If imported duty-paid merchandise or merchandise classifiable under the same 8-digit HTS subheading number as such imported merchandise is used in the manufacture or production of articles within a period not to exceed 5 years from the date of importation of such imported merchandise, there shall be allowed upon the exportation, or destruction under customs supervision, of any such articles, notwithstanding the fact that none of the imported merchandise may actually have been used in the manufacture or production of the exported or destroyed articles, an amount calculated pursuant to regulations prescribed by the Secretary of the Treasury under subsection (l), but only if those articles have not been used prior to such exportation or destruction.
Upcoming Change To The Manufacturing Substitution Drawback Law
|Time Frame||3 years from date of export||5 years from date of import|
|Claim Designation||Products used in Manufacture at the part number level||Products used in Manufacture at the 8-digit HTS level. Bills of Material must contain the HTS numbers for ALL components used in manufacture|
|Calculation of Drawback||99% of each duty paid||99% of the lesser of the amount of duties, taxes and fees paid with respect to the imported components and the amount of duties, taxes and fees paid that would apply to the components if the components were imported|
|Bills of Material||Claim attachments identify part number and quantity used in manufacture||Claim attachments identify merchandise used in manufacture by 8 digit HTS number|
Other Types of Drawback We Handle
- Unused Merchandise Direct Identification
- Unused Merchandise Substitution
- Manufacturing Direct Identification
- Manufacturing Substitution
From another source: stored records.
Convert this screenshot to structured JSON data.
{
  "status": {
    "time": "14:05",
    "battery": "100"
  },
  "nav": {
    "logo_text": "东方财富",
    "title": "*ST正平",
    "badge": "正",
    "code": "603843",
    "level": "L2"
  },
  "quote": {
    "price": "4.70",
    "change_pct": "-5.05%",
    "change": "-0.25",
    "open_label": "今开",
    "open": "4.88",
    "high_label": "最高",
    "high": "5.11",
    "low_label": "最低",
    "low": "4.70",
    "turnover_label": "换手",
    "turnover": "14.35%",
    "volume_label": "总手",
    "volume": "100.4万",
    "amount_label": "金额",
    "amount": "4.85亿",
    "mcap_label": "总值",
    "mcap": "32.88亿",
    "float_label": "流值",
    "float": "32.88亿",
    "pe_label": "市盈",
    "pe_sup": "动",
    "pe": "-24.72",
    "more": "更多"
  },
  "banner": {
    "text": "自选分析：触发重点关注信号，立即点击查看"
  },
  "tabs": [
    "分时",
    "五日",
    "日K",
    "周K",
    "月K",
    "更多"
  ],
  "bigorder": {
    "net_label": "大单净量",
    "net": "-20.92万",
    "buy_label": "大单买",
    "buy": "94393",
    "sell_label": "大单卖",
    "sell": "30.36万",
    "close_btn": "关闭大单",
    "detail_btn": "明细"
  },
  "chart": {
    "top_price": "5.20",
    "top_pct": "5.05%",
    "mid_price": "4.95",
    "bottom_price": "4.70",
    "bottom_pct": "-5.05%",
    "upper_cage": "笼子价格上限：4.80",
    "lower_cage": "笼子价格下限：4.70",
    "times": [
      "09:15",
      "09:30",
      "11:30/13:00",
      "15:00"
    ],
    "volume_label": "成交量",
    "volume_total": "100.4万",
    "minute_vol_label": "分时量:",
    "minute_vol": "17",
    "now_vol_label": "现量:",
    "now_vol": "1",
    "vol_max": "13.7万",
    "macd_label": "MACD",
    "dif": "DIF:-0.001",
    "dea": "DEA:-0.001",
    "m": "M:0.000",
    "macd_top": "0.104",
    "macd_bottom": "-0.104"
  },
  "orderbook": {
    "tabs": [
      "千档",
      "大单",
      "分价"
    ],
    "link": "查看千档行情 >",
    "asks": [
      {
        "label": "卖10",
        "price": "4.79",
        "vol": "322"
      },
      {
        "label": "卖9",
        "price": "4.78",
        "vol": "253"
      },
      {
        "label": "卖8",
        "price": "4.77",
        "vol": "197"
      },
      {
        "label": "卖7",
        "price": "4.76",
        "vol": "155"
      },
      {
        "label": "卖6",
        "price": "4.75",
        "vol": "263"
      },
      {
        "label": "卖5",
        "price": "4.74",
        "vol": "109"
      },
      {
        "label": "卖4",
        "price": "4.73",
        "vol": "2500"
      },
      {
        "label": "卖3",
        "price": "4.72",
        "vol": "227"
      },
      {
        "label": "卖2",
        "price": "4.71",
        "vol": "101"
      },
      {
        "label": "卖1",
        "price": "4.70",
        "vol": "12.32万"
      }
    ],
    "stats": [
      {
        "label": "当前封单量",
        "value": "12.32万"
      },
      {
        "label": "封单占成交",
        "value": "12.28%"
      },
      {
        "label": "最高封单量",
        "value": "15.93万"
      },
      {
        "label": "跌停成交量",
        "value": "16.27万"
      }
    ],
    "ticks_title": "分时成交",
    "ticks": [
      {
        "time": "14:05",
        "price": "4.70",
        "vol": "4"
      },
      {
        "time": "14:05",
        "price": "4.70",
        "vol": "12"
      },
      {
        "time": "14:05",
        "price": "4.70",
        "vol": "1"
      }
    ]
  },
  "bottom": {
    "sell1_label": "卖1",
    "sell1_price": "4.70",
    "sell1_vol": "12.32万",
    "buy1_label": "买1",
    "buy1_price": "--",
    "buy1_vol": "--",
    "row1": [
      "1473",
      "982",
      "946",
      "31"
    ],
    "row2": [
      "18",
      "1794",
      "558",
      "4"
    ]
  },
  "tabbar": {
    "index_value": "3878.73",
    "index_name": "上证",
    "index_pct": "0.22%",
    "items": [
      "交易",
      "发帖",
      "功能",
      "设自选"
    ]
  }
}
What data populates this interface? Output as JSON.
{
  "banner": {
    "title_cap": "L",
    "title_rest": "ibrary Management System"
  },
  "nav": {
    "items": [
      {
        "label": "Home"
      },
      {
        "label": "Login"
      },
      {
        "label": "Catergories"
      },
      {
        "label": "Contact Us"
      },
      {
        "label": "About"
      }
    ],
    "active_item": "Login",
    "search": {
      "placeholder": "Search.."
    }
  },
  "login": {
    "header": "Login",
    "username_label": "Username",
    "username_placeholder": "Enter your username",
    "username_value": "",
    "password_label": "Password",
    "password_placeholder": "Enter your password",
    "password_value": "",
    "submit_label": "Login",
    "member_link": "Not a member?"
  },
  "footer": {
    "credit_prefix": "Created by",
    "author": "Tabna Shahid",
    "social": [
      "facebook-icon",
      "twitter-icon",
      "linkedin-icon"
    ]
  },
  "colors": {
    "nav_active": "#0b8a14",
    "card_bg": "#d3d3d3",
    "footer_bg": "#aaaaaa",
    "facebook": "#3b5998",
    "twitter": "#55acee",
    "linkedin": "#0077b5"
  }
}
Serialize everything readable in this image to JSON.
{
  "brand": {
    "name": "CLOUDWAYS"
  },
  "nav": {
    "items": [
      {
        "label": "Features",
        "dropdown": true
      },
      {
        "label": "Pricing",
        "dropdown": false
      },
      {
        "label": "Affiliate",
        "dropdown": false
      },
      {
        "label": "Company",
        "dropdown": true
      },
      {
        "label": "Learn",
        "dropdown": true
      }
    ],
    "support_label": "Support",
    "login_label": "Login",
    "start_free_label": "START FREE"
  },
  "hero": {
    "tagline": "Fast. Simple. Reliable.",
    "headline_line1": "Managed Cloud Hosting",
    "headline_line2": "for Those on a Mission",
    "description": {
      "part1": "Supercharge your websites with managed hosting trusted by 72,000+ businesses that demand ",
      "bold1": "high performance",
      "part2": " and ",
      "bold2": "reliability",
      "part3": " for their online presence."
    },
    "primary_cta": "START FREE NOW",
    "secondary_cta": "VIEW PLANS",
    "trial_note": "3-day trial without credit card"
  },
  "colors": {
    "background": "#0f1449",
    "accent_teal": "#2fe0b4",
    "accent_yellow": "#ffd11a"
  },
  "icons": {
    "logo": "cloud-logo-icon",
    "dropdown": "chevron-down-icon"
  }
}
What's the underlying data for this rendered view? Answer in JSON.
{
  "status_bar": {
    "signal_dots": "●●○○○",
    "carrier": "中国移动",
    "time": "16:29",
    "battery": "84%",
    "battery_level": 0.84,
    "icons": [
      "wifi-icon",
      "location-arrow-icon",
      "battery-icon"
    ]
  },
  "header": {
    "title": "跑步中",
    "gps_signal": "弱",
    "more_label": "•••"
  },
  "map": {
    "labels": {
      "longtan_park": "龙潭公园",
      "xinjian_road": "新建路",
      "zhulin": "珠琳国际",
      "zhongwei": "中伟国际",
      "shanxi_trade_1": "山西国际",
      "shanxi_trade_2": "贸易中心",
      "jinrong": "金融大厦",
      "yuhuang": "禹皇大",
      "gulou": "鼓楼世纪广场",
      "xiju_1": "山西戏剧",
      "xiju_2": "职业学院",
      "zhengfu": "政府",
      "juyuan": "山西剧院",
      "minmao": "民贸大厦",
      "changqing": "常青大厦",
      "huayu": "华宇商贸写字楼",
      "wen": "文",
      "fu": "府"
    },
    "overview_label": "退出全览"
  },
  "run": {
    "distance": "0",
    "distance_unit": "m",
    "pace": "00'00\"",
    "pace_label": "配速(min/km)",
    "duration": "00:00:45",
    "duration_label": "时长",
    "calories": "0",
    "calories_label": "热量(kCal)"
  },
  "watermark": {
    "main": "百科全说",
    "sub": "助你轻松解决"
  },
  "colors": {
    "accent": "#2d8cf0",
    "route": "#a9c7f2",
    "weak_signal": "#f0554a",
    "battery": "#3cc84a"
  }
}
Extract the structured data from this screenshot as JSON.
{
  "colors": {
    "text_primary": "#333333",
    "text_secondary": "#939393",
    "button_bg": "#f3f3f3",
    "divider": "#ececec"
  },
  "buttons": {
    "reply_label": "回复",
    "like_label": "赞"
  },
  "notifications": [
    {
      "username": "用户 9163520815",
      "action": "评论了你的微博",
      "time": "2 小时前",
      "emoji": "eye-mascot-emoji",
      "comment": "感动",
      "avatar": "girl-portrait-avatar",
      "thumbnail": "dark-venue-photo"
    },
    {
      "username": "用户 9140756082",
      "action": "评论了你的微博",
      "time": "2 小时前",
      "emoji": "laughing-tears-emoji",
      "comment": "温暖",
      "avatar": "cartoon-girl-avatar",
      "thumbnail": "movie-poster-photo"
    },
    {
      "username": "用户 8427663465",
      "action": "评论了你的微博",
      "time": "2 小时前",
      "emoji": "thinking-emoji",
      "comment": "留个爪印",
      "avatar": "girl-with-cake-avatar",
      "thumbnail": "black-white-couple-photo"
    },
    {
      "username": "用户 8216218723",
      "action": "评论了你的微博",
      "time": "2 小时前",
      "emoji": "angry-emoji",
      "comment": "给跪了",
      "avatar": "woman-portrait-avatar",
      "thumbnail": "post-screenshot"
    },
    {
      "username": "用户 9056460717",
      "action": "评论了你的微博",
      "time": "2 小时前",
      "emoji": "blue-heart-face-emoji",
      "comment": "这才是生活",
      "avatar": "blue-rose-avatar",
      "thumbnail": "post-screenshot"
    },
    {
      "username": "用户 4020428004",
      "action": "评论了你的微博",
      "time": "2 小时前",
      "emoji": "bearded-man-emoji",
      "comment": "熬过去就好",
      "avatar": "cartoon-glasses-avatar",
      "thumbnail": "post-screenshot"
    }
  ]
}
- Domestic Tax Paid on Alcohol
- Rejected Merchandise
- Petroleum Derivatives
- Packaged Goods
- Merchandise Processing Fees
- Harbor Maintenance Fees